I like this excerpt; written by Riedesel in the third person, it provides an aura of detachment and objectivity.  I particularly like the part about Riedesel not knowing what is going on, and spending forty-five minutes until orders return from Willoe, telling him to take "best measures." One imagines Willoe tearing back and forth along this battlefield, finding Burgoyne, expressing Riedesel's concerns, getting instructions, and racing back.  No cell phones, no radios, no "walkie talkies"--communication the old fashioned way.  And reliance on the human being in the field, in life and death circumstances, to take "best measures."

Saturday, October 13, 2012

Saratoga and the Rhetoric of War

October 7, 1777 saw the battle at Bemis Heights, the second of the two battles at Saratoga, and the retreat of Burgoyne to what is now known as "Victory Woods." A monument commemorates the battle:

On October 16, 1777, following days of negotiation, Burgoyne surrendered to Gates and they dined together at General Schuyler's house.  The entry in Burgoyne's orderly book for that day tells us:

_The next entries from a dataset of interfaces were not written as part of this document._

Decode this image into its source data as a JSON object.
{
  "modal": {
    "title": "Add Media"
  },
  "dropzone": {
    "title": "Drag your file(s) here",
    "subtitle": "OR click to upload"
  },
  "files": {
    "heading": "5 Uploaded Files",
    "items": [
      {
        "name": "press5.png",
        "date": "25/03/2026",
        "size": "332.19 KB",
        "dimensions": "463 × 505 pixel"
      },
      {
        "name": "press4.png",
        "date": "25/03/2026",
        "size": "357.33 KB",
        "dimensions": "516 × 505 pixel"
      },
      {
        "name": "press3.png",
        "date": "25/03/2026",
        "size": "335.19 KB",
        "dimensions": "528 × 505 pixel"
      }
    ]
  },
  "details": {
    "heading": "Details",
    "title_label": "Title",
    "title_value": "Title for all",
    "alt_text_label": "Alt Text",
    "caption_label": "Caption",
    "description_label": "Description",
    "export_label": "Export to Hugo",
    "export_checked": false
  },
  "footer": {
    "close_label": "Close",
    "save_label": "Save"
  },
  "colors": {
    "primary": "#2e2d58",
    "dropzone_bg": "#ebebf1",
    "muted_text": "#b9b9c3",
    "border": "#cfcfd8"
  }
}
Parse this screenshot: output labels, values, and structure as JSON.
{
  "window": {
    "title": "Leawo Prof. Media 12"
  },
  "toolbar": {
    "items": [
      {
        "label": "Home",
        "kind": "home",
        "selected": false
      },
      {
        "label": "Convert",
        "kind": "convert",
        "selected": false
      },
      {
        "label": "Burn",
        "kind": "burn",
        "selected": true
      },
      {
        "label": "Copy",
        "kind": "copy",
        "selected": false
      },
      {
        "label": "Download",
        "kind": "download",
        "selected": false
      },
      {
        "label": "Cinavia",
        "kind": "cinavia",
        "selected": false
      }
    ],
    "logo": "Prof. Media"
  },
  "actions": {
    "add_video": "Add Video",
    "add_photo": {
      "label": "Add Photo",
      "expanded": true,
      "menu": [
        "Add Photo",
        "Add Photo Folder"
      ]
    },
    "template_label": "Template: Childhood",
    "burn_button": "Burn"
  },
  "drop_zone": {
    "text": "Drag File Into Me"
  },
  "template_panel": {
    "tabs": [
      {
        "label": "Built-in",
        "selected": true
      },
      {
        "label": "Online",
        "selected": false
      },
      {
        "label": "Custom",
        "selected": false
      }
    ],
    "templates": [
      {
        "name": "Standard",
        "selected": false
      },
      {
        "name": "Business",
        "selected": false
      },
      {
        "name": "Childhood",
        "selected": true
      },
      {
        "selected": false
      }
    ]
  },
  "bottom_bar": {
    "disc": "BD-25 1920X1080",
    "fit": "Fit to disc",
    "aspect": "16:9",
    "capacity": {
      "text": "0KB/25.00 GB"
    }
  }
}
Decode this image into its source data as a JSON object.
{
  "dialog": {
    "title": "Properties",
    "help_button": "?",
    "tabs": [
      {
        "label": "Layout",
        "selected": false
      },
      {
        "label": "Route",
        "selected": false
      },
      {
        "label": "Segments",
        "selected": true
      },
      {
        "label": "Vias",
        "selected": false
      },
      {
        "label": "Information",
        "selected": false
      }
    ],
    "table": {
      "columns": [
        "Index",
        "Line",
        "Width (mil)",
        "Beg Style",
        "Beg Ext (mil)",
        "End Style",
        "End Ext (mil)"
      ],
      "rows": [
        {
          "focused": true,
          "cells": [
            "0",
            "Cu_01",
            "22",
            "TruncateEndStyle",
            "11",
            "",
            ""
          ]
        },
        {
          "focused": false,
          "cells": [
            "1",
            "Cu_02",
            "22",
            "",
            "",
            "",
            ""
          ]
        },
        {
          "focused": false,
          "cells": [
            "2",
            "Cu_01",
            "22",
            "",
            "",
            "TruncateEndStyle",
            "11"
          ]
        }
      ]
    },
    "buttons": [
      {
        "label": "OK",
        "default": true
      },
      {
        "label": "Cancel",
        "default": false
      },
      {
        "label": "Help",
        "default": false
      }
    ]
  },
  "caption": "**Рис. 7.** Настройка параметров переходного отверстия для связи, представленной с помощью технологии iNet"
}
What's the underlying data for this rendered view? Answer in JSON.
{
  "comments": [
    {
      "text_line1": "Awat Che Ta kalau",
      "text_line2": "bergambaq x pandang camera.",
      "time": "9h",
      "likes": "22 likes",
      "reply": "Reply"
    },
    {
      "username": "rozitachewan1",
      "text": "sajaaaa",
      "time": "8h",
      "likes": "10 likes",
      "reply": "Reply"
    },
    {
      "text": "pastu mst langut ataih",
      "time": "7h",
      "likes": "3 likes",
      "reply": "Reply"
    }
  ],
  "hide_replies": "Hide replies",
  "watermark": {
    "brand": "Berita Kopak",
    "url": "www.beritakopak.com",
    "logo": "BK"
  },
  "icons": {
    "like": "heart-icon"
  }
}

"Gen. Burgoyne and the rest of the Staff Officers were escorted on Horseback.  They all dined at General Schuyler's.  At Table General Gates drank the King of Great Britain's Health.  Gen. Burgoyne in return thanked him, and in the next Glass drank the Continental Congress.  Gen. Burgoyne observed to Gen. Gates, he admired the Number, Dress and Discipline of his Army; but above all, the Decorum and Regularity that was observed; said, Your Funds of Men are inexhaustible, like the Hydra's Head, when cut off, seven more sprang up in its stead."

Today we live in a world where innocents starve to death, are drafted as children soldiers, and are raped and trafficked into prostitution, and still the dinners and the rhetoric flow.

Thursday, October 11, 2012


This month marks the anniversary of the Battle of Germantown, fought on October 4, 1777.

Last year I caught the reenactment; here we see the British at the Chew House.  On September 26, 1777 the British entered the American capital of Philadelphia.  Washington, anxious to engage Howe, ordered a four-pronged attack.  Theoretically sound on paper, the plan might well have succeeded for for a series of mishaps and misjudgments--the literal fog of war causing American units to fire on each other, an obsession with dislodging a small number of British units ensconced in the Chew House, and the drunken command of one of Washington's generals.  The attack on October 4, 1777 centered around Market Square and the Chew House.

This month also marks a year since I started this blog, with the intent of highlighting the places of the Revolution as they appear today.